There's a famous quotation by John Adams that bears repeating:
I must study politics and war that my sons may have liberty to study mathematics and philosophy. My sons ought to study mathematics and philosophy, geography, natural history, naval architecture, navigation, commerce, and agriculture, in order to give their children a right to study painting, poetry, music, architecture, statuary, tapestry, and porcelain.
Adams was writing his wife while we were fighting the British in our war of independence. The prospect of victory was on the horizon, but by no means assured. Yet, he offers us a progression of steps from one generation to those that follow where the purposes of our lives are meant to rise. Granted, he only lists his sons as involved in the endeavor, but that's just a relic of his time. The point here is that he embraced both the gritty reality of his time and the promise of the future. 

We stand at a similar juncture faced with grim realities. We suffer under a regime animated by white, male supremacy and abetted by institutions that should have other, more important allegiances. These include some in the evangelical community who forsake the admonition to love one's enemies to those in Congress who ignore their oaths to protect the Constitution. It seems that their love of power and hopes for reasserting gender and racial supremacy obstruct these higher callings. 

What would Adams have made of these people and the situation where we reside? What would his colleagues say who later worked to create the Constitution and form a government meant to serve the general welfare? 

Some may call these the myths of the American imagination. And they have some justification for using the term. since when our government was founded it enslaved one-fifth of the people living here and continued periodic efforts to drive Native Americans from their lands. Moreover, Adams and the other Founders did not "remember the ladies" in their formation of the new government. It was not until 1920 that we rectified the prohibition against women voting and not until 1965 that we did the same for people of color in the South. Most of our history is a story of conflict and subjugation as white men spread their domination across the continent. 

Yet, there is that persistent myth. There is the notion that all are equal, however imperfectly expressed and usually honored more in its breach. The myth persists and animates those who oppose efforts to silence others' right to speak--whether on the street or in the ballot box. 

The myth lives as a progressive dream, like Adams' thoughts about the generations to come.
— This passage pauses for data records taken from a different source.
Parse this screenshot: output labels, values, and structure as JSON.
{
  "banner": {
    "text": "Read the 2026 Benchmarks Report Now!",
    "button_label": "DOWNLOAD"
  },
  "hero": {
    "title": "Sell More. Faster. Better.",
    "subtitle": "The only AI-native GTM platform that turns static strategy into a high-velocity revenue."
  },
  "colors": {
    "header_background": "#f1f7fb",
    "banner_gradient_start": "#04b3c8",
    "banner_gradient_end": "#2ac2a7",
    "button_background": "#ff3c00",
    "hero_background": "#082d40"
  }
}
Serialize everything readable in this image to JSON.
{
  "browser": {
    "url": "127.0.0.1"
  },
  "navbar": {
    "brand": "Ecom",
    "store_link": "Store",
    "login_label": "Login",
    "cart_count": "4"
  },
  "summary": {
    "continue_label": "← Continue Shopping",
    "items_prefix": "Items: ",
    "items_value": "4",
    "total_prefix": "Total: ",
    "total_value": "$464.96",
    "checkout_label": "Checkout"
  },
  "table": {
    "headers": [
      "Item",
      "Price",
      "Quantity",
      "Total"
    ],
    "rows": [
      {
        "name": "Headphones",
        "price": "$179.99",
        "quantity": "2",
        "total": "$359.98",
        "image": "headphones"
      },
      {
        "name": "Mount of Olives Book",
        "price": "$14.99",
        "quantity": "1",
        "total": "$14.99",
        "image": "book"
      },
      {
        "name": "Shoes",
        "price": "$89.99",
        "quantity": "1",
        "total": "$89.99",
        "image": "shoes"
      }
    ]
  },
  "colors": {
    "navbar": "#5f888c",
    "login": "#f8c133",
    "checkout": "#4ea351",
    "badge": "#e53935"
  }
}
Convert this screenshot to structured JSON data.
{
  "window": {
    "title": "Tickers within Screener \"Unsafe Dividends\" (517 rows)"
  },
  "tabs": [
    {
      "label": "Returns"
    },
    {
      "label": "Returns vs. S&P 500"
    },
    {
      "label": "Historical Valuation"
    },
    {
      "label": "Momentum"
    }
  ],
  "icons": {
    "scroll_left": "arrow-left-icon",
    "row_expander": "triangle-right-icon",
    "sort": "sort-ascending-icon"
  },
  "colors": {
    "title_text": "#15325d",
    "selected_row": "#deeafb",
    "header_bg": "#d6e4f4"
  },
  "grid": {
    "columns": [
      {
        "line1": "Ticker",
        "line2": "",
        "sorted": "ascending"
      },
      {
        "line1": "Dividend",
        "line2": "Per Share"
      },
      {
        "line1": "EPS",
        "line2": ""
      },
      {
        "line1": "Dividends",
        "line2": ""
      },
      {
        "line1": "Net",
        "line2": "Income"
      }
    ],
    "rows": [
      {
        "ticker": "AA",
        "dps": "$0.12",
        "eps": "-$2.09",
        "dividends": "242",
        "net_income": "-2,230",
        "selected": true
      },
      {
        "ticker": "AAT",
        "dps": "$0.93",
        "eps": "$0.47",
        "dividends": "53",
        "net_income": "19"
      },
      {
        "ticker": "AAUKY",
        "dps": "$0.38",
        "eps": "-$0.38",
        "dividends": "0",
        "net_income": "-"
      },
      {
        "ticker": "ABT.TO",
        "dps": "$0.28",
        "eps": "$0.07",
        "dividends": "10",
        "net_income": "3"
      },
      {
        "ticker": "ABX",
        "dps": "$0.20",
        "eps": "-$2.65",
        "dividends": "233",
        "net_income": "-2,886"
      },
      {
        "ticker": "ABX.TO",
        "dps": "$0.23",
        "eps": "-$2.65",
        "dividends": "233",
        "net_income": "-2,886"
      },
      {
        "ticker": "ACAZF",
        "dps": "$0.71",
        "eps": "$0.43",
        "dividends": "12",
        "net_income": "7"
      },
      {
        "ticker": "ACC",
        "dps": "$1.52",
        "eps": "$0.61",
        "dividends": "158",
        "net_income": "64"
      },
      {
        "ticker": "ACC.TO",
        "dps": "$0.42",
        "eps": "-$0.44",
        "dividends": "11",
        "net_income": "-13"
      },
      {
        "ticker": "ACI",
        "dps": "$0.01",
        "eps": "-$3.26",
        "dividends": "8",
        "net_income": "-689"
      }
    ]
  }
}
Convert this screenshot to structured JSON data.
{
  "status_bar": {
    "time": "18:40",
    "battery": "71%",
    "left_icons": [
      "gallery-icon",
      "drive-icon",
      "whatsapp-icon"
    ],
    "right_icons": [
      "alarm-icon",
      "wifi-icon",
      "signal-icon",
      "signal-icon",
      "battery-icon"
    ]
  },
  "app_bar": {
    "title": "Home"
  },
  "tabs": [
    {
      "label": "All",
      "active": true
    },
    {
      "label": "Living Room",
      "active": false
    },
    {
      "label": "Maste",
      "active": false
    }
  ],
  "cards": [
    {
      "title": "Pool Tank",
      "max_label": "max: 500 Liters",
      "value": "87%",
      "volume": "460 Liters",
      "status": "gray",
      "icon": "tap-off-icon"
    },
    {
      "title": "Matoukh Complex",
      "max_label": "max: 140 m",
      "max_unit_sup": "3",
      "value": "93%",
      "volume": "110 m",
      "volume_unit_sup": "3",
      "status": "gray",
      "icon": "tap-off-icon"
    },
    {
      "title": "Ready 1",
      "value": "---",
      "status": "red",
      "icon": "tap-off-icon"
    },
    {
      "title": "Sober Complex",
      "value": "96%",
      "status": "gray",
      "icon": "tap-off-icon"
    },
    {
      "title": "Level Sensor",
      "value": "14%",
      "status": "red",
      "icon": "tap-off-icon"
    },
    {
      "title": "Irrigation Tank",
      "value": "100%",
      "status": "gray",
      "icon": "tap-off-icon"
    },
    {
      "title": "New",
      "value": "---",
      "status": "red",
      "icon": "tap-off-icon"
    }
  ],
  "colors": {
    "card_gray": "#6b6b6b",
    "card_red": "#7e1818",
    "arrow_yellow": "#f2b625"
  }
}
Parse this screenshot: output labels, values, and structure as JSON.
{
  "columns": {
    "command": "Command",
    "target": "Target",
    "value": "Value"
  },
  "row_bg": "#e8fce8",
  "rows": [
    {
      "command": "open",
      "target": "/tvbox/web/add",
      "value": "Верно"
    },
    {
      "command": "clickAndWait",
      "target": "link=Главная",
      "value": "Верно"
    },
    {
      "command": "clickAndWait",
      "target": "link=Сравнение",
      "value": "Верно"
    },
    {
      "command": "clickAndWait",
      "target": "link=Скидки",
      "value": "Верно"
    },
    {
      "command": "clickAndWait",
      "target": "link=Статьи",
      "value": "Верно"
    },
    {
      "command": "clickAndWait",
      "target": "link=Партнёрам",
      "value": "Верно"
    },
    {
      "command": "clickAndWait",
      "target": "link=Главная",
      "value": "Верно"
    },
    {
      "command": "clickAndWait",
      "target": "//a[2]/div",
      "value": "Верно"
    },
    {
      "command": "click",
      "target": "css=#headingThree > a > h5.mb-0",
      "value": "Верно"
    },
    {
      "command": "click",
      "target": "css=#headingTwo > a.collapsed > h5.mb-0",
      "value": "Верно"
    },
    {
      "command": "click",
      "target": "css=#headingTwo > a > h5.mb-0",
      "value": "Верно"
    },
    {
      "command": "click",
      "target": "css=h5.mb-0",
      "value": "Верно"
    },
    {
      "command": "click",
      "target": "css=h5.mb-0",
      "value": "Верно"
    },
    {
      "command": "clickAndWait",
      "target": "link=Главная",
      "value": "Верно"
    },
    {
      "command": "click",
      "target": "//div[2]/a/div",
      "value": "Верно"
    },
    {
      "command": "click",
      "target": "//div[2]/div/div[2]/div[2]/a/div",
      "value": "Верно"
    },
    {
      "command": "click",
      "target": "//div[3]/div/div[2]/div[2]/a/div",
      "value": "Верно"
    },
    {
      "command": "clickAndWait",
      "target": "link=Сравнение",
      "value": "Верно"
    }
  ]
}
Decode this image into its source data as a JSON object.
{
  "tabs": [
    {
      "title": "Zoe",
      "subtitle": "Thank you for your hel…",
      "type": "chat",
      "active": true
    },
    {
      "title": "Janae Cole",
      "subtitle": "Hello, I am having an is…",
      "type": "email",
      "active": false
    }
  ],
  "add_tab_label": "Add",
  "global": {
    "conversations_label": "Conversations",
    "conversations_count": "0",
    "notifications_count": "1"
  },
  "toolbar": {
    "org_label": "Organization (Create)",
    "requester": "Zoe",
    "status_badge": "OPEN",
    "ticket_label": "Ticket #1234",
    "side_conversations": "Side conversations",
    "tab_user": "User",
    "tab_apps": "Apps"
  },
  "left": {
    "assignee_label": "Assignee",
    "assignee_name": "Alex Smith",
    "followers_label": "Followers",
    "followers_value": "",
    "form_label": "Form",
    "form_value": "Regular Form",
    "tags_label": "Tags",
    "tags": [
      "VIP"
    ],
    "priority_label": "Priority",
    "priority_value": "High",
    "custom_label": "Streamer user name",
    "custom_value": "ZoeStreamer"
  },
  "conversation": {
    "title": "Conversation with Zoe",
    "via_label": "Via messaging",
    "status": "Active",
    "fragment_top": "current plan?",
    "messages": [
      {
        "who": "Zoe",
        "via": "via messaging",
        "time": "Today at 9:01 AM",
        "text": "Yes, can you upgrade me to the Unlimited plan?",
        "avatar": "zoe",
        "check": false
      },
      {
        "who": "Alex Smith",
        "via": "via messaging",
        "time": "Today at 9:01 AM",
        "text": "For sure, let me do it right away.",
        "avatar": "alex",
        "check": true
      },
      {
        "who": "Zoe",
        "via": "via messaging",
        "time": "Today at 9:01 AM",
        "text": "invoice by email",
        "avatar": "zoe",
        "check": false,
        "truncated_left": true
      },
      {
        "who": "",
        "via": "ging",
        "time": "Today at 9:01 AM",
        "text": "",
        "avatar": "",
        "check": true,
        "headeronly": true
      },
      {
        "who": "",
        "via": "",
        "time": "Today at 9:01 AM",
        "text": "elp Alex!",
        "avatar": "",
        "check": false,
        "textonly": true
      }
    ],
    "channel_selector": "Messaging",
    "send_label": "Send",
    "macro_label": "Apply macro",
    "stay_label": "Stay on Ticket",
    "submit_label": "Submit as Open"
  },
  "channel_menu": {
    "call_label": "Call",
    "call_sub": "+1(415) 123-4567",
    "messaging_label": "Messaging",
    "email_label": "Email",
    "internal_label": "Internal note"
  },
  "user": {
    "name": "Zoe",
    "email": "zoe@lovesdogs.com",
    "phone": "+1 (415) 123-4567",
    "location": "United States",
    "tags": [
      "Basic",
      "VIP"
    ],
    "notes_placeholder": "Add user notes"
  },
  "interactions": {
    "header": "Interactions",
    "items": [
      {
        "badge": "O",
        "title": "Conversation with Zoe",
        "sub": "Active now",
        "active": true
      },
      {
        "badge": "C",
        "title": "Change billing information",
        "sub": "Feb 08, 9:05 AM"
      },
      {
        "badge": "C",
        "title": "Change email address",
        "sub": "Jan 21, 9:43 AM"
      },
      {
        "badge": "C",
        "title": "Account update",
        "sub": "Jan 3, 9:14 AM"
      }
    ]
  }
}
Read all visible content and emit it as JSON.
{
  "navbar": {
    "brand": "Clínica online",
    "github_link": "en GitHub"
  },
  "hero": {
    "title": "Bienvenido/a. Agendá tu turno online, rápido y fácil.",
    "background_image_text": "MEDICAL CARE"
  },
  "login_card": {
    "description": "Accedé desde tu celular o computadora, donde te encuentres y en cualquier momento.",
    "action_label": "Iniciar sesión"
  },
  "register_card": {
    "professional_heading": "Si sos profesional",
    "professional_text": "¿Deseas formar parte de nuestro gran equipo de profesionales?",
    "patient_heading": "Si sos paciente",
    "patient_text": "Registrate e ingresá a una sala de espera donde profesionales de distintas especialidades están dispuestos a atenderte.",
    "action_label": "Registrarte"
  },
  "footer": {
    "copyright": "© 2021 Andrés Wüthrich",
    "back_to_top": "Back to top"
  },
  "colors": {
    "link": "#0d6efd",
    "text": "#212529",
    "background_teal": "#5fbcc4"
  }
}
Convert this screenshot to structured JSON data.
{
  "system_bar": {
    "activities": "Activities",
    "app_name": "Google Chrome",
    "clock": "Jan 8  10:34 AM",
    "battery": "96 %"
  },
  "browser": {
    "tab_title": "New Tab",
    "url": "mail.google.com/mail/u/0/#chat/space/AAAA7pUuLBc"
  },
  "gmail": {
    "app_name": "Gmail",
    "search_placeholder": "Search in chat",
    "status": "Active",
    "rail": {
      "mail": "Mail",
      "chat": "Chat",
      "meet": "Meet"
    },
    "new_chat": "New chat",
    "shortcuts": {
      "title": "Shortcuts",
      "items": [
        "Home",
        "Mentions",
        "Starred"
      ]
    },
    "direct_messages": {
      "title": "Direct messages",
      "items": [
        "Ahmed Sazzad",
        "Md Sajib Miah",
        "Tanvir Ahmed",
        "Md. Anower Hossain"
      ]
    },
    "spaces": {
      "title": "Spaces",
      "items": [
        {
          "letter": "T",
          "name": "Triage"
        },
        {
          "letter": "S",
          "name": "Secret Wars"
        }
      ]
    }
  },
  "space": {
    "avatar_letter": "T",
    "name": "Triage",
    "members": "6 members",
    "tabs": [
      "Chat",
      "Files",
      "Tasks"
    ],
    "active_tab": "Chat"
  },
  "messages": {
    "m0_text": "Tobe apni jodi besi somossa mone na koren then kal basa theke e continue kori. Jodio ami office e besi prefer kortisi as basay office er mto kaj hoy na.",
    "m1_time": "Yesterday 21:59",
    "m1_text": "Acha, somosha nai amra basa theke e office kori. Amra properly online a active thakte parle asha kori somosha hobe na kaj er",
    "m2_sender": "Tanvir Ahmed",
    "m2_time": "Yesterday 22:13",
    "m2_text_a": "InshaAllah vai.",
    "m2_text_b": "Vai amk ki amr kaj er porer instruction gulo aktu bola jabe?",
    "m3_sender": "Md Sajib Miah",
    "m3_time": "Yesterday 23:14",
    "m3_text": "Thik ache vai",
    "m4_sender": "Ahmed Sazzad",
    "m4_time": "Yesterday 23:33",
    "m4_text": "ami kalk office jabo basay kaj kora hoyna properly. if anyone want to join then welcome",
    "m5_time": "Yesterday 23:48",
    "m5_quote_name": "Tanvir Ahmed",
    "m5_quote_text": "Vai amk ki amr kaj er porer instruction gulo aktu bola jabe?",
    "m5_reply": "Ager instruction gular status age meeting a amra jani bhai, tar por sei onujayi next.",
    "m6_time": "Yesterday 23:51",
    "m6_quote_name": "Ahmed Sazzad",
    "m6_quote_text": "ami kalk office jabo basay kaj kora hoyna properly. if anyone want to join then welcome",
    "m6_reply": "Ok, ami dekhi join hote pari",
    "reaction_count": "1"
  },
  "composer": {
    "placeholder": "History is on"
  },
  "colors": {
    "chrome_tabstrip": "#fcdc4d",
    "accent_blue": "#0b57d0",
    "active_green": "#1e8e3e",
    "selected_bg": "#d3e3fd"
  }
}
It has power to lift our eyes above the ground we must of necessity trod. It beckons us to become better than we are. 

The myth calls for pragmatic and practical steps. More to come.